All the attention is focused on the dance floor...the first few notes of your special song begin to play as your share your first dance as husband and wife. Many couples choose to have the wedding party join them halfway through the dance. By doing this, you give the photographer an opportunity to photograph your wedding party, plus it shortens the amount of time the two of you are dancing alone. If you have practiced or choreographed your dance, you may still want to dedicate a special song to the wedding party (and their significant others) later in the dancing.
One of the most traditional event at the reception is the moment the father of the bride dances with his daughter. This song can also include the groom with his mother.
If the groom would like to have his own dance with his mother, it is traditionally done immediately after the Father/Daughter dance.
Other Spotlight Dance
For some brides, a special dance with a Stepfather, Uncle, Brother or close family friend is done in lieu of a Father/Daughter Dance.
I will invite all your friends and family to join you on the dance floor. The best parties always have a blend of fun songs that please all age groups. I will welcome requests and play a mix that will keep all generations dancing and entertained.
If you decide to do a money dance, I will announce it as an opportunity for your friends and family to share a special slow dance with the bride or groom. I will ask the best man and maid of honor to assist me in collecting the money. This will ensure the timely flow of the guests. It's a good idea for the bride and groom to remain on the dance floor at the conclusion of the money dance. As the tempo picks up, your presence will encourage all your guests to join you as the fast dancing resumes.

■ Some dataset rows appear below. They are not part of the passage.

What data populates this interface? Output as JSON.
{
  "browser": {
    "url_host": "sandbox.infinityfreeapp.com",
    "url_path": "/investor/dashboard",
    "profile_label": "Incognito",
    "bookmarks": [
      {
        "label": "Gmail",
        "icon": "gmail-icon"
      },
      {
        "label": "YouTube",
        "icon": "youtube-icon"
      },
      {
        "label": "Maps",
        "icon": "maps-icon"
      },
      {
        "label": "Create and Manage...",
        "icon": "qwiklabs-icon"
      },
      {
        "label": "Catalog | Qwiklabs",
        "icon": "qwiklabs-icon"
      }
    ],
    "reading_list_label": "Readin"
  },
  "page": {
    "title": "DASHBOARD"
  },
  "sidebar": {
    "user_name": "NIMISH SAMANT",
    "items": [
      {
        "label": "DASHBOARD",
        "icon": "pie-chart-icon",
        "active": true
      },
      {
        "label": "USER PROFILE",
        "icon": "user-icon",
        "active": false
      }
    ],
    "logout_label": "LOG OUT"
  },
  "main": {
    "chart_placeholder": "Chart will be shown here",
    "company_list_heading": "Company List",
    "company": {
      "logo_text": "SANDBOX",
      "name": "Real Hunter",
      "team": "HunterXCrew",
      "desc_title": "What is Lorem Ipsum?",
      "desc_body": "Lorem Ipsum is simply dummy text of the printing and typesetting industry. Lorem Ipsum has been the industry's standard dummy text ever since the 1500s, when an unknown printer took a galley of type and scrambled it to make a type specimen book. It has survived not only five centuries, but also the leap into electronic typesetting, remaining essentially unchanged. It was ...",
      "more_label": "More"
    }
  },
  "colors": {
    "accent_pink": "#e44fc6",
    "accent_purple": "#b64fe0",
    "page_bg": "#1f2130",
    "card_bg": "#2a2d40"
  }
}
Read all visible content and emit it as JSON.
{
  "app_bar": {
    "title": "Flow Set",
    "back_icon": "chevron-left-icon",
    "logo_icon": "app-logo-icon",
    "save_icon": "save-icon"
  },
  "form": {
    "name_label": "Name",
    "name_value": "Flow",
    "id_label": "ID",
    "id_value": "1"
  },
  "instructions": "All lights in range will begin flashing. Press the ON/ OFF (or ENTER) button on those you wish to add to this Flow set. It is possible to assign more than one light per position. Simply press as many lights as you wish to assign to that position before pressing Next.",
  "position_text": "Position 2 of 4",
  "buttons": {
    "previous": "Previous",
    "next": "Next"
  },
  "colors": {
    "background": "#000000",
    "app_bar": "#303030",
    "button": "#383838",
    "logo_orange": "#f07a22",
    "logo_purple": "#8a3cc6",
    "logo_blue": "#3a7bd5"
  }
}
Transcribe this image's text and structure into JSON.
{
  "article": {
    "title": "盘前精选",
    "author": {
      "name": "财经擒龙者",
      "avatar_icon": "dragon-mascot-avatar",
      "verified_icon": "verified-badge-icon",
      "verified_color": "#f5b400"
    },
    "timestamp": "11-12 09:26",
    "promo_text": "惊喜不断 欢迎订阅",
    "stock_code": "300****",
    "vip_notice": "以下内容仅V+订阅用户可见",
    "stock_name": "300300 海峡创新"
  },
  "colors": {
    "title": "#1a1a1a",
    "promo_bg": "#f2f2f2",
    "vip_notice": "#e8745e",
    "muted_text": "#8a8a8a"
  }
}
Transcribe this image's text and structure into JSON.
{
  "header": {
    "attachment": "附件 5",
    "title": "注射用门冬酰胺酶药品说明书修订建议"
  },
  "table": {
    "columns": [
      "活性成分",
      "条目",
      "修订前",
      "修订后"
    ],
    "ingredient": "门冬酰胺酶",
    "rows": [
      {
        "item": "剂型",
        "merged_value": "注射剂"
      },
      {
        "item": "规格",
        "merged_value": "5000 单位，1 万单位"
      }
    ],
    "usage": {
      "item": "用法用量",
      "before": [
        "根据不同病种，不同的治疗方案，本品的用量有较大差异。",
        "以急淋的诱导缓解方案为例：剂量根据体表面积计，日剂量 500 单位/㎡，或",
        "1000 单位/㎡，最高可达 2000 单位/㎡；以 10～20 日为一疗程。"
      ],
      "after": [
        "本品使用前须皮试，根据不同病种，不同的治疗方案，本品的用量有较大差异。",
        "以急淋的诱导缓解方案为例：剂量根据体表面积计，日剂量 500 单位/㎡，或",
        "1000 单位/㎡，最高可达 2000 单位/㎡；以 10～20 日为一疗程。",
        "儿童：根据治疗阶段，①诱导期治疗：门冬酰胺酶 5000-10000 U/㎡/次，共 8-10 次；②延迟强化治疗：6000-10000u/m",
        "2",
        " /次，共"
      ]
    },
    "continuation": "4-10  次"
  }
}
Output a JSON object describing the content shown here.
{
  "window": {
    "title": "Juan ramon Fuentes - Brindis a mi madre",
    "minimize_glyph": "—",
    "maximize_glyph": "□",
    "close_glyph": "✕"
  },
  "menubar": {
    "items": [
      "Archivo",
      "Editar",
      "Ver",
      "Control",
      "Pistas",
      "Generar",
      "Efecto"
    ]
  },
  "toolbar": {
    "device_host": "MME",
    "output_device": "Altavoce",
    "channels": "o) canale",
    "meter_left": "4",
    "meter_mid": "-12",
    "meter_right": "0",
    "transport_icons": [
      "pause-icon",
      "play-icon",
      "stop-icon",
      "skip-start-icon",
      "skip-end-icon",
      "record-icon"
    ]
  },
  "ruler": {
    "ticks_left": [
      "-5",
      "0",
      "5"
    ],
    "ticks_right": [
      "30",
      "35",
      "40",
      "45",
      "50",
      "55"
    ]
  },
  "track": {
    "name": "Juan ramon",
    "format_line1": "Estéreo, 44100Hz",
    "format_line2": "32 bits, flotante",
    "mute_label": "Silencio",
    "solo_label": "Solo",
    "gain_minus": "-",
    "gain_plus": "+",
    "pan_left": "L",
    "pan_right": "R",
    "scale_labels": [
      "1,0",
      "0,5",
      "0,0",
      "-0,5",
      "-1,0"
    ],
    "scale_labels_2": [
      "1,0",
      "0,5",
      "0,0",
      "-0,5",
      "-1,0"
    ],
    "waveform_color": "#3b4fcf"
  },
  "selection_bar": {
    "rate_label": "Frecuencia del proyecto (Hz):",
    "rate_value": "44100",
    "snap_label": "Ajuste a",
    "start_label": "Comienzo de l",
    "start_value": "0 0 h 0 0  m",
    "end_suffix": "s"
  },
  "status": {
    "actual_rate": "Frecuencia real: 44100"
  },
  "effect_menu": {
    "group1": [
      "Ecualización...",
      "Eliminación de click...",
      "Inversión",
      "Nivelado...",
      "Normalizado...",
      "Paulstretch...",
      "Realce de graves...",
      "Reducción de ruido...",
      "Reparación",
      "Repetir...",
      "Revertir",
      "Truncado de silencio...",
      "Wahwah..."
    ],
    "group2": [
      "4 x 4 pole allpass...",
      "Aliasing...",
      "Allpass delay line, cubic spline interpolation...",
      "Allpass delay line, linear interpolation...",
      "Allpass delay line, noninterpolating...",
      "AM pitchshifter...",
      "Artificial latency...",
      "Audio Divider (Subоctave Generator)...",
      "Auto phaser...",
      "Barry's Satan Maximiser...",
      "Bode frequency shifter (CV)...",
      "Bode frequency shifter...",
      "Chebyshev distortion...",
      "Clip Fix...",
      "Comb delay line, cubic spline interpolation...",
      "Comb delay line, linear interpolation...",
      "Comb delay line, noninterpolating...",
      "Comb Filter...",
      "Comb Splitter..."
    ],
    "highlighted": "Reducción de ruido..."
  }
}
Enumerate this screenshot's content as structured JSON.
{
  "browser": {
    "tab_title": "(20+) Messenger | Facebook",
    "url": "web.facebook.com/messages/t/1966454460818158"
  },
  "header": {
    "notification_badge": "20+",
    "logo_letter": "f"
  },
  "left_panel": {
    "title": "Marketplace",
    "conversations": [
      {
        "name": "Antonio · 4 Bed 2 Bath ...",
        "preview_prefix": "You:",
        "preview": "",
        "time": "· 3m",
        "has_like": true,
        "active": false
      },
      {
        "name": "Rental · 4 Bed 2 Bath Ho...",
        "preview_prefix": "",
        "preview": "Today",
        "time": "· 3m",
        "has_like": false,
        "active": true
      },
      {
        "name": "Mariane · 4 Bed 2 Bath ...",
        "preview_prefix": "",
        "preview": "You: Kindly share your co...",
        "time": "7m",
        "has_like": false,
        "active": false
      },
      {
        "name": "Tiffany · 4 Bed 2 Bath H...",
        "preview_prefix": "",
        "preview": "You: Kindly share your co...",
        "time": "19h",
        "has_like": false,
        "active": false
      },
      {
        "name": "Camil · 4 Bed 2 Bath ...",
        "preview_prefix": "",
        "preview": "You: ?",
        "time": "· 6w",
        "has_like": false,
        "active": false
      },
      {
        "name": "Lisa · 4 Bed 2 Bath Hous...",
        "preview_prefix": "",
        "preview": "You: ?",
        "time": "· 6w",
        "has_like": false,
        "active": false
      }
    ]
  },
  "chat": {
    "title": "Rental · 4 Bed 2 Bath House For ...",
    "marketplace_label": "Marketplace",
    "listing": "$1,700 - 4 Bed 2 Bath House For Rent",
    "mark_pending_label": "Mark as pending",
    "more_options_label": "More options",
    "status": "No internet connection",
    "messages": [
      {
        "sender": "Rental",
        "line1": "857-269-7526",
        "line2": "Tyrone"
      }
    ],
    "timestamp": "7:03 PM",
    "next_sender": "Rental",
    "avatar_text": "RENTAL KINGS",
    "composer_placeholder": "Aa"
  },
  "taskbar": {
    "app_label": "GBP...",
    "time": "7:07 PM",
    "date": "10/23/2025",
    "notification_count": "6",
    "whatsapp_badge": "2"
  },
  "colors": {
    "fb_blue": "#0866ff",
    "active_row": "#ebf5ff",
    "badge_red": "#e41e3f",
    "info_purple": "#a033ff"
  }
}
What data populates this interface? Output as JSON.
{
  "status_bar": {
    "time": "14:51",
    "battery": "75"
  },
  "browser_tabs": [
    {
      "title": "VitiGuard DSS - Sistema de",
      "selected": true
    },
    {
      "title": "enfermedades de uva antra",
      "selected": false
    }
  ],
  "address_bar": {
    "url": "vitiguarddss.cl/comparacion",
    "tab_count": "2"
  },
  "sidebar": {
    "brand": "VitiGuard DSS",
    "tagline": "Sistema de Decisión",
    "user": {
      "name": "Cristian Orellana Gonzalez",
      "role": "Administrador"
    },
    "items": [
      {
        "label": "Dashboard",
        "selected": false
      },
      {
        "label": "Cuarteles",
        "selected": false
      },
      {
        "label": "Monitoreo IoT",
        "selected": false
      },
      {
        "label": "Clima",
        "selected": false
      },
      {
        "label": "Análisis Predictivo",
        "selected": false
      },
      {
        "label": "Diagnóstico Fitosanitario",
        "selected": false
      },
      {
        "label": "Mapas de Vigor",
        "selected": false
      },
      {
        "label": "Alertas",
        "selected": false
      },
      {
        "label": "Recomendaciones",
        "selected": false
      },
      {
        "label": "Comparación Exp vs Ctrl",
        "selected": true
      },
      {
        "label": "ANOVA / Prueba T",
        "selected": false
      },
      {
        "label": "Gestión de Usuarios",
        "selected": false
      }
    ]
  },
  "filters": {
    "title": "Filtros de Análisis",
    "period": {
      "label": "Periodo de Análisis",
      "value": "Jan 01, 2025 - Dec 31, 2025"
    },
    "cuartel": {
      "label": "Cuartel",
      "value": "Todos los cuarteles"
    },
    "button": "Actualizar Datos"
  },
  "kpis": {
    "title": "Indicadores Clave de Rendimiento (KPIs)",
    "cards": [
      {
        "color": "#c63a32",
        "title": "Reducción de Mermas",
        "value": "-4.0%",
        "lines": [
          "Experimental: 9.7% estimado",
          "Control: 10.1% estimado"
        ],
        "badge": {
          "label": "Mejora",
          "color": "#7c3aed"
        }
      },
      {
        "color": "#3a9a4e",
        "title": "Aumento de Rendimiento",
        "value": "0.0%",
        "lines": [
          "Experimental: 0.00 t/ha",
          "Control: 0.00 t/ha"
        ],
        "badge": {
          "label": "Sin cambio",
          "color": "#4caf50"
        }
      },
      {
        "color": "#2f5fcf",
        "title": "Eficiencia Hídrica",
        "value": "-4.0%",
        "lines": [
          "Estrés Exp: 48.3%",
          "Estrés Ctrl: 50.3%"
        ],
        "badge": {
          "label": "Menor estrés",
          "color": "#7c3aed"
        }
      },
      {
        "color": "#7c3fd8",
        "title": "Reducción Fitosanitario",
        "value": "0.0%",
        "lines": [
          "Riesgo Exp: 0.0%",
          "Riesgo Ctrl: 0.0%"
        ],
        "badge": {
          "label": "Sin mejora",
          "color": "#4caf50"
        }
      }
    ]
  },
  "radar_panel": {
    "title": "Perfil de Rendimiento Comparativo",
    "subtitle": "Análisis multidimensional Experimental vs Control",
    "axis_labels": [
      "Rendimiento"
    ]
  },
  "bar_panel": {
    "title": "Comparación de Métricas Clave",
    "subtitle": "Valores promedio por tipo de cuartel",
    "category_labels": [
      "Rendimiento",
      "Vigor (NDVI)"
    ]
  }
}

Dedications, Birthdays, Anniversaries, etc.
Be sure to list any special announcements you would like me to make. This is a great way to personalize your event and recognize special loved ones.
I will conduct myself in a professional and courteous manner at all times throughout your reception. If you feel I need to be aware of any sensitive information regarding your event. Family or guests please let me know.
Anything Else I Should Know?
If you are having a video presentation, singer, musicians, centerpiece giveaway, or any other personalized additions that will make your party unique please list them.
Final Payment of Balance Due
The final payment is due seven days prior to your event, unless otherwise arranged in advance. I realize that sometimes wedding coordinators or other family members handle this final balance. Payment may be made in cash, check or money order, payable to: Robert Bopp
My standard policy does not require that you provide me with meal service and beverages. Many clients choose to include me as a courtesy.
Unlike many other service professionals, I do not contractually add service charges or gratuities. My goal is to provide you with a premium level of service. However, at the conclusion of the reception a gift of gratuity for the services provided is appreciated.
Thank you for choosing my services as a part of your special day. I consider it a unique honor. If I can do anything to be of further service to you, please do not hesitate to call.